The House bill combines two state teacher licensing boards into one. House Republicans say the old way of hiring teachers was "complex and confusing." They say this new model will simplify the process and attract more teachers to the state.
"We're blessed in this state to have a lot of people that are experts in the field who decide to have a career change later on in life," said Rep. Sarah Anderson, R-Plymouth. "If this helps them get in the classroom and use that knowledge of actually being out in the work force and in some of these fields, that is value that our students could benefit from."
Those in favor of changing the current system say it will not compromise standards and candidates would need to pass a series of tests to qualify.
If the bill passes, a new four-tiered licensing system would be put in place. But, not all legislators think this is a good bill. Some Democrats believe it could make the teacher shortage worse.
"Part of the cause of the teacher shortage is the relentless Republican attack on public education and our teachers," said Rep. Melissa Hortman, DFL-Brooklyn Park. "Just a few days ago on this house floor, Republicans voted to under fund again which could cause teacher layoffs across the state. Republicans use teachers and our schools to score political points year after year."

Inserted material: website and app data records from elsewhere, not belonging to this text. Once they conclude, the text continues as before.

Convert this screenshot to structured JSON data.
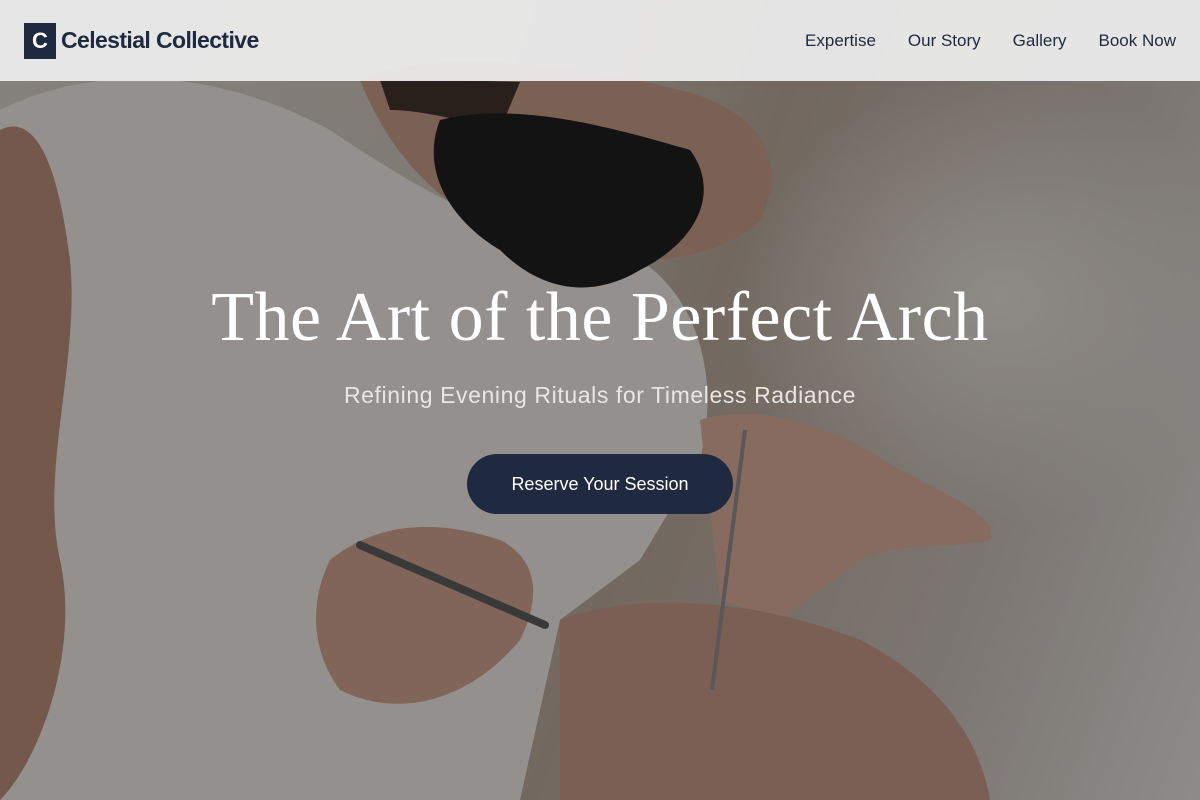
{
  "brand": {
    "mark": "C",
    "name": "Celestial Collective"
  },
  "nav": {
    "items": [
      {
        "label": "Expertise"
      },
      {
        "label": "Our Story"
      },
      {
        "label": "Gallery"
      },
      {
        "label": "Book Now"
      }
    ]
  },
  "hero": {
    "title": "The Art of the Perfect Arch",
    "subtitle": "Refining Evening Rituals for Timeless Radiance",
    "cta_label": "Reserve Your Session",
    "image_description_icon": "lash-technician-photo"
  },
  "colors": {
    "brand": "#1f2a40",
    "header_bg": "#eeeeee",
    "hero_text": "#ffffff"
  }
}
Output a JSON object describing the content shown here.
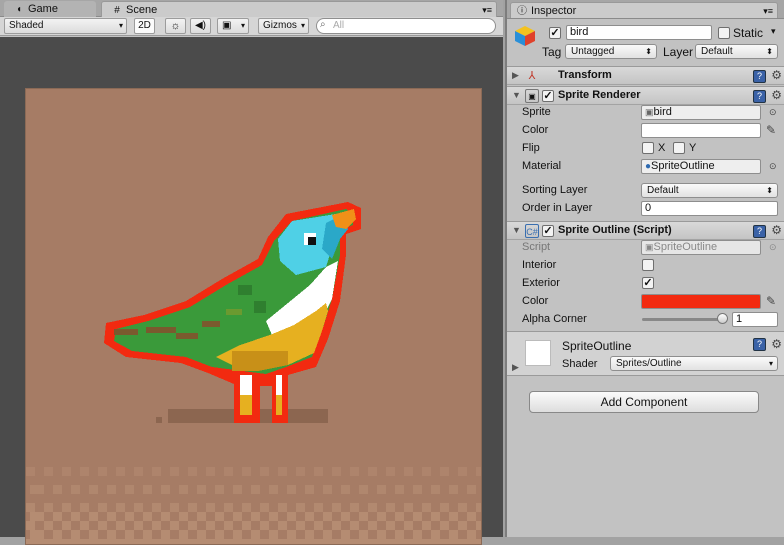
{
  "tabs": {
    "game": "Game",
    "scene": "Scene"
  },
  "scene_toolbar": {
    "shading_mode": "Shaded",
    "mode_2d": "2D",
    "gizmos": "Gizmos",
    "search_placeholder": "All"
  },
  "inspector": {
    "tab_title": "Inspector",
    "object": {
      "name": "bird",
      "active": true,
      "static_label": "Static",
      "static": false,
      "tag_label": "Tag",
      "tag_value": "Untagged",
      "layer_label": "Layer",
      "layer_value": "Default"
    },
    "transform": {
      "title": "Transform"
    },
    "sprite_renderer": {
      "title": "Sprite Renderer",
      "sprite_label": "Sprite",
      "sprite_value": "bird",
      "color_label": "Color",
      "color_value": "#ffffff",
      "flip_label": "Flip",
      "flip_x": "X",
      "flip_y": "Y",
      "material_label": "Material",
      "material_value": "SpriteOutline",
      "sorting_layer_label": "Sorting Layer",
      "sorting_layer_value": "Default",
      "order_label": "Order in Layer",
      "order_value": "0"
    },
    "sprite_outline": {
      "title": "Sprite Outline (Script)",
      "script_label": "Script",
      "script_value": "SpriteOutline",
      "interior_label": "Interior",
      "interior": false,
      "exterior_label": "Exterior",
      "exterior": true,
      "color_label": "Color",
      "color_value": "#f22a10",
      "alpha_corner_label": "Alpha Corner",
      "alpha_corner_value": "1"
    },
    "material": {
      "name": "SpriteOutline",
      "shader_label": "Shader",
      "shader_value": "Sprites/Outline"
    },
    "add_component": "Add Component"
  },
  "colors": {
    "scene_bg": "#a67c65",
    "outline": "#f22a10",
    "bird_green": "#3a9a3a",
    "bird_cyan": "#4fd0e6",
    "bird_yellow": "#e6b020",
    "beak": "#f09018"
  }
}
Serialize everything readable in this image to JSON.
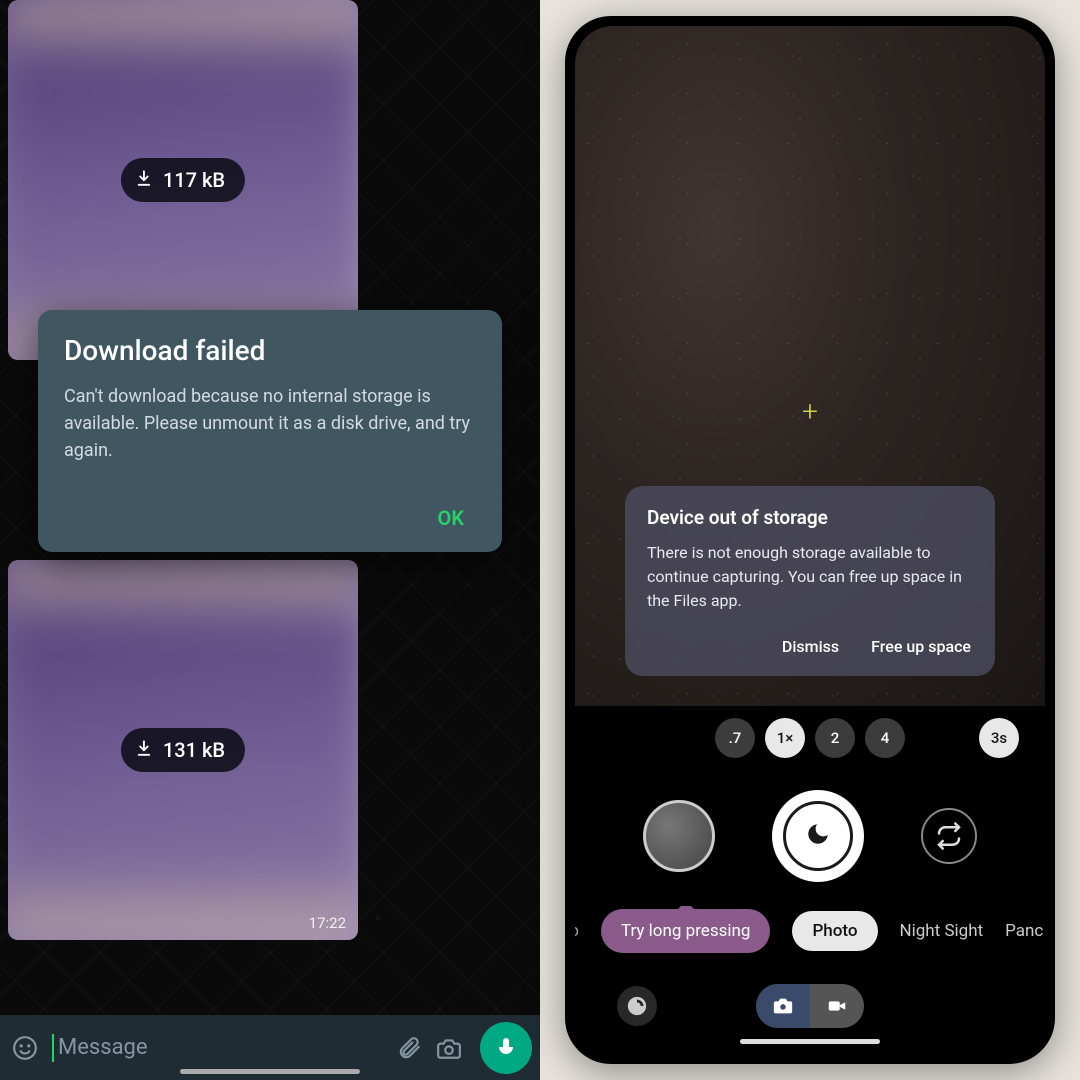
{
  "left": {
    "bubbles": [
      {
        "size": "117 kB"
      },
      {
        "size": "131 kB",
        "time": "17:22"
      }
    ],
    "dialog": {
      "title": "Download failed",
      "body": "Can't download because no internal storage is available. Please unmount it as a disk drive, and try again.",
      "ok": "OK"
    },
    "input": {
      "placeholder": "Message"
    }
  },
  "right": {
    "dialog": {
      "title": "Device out of storage",
      "body": "There is not enough storage available to continue capturing. You can free up space in the Files app.",
      "dismiss": "Dismiss",
      "free": "Free up space"
    },
    "zoom": {
      "z0": ".7",
      "z1": "1×",
      "z2": "2",
      "z3": "4",
      "timer": "3s"
    },
    "hint": "Try long pressing",
    "modes": {
      "clipped_left": "xp",
      "active": "Photo",
      "night": "Night Sight",
      "pano": "Panc"
    }
  }
}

The House vote was 76 to 55 in favor of the bill. The Minnesota Senate will take up the issue next.
Eric Nelson, email@example.com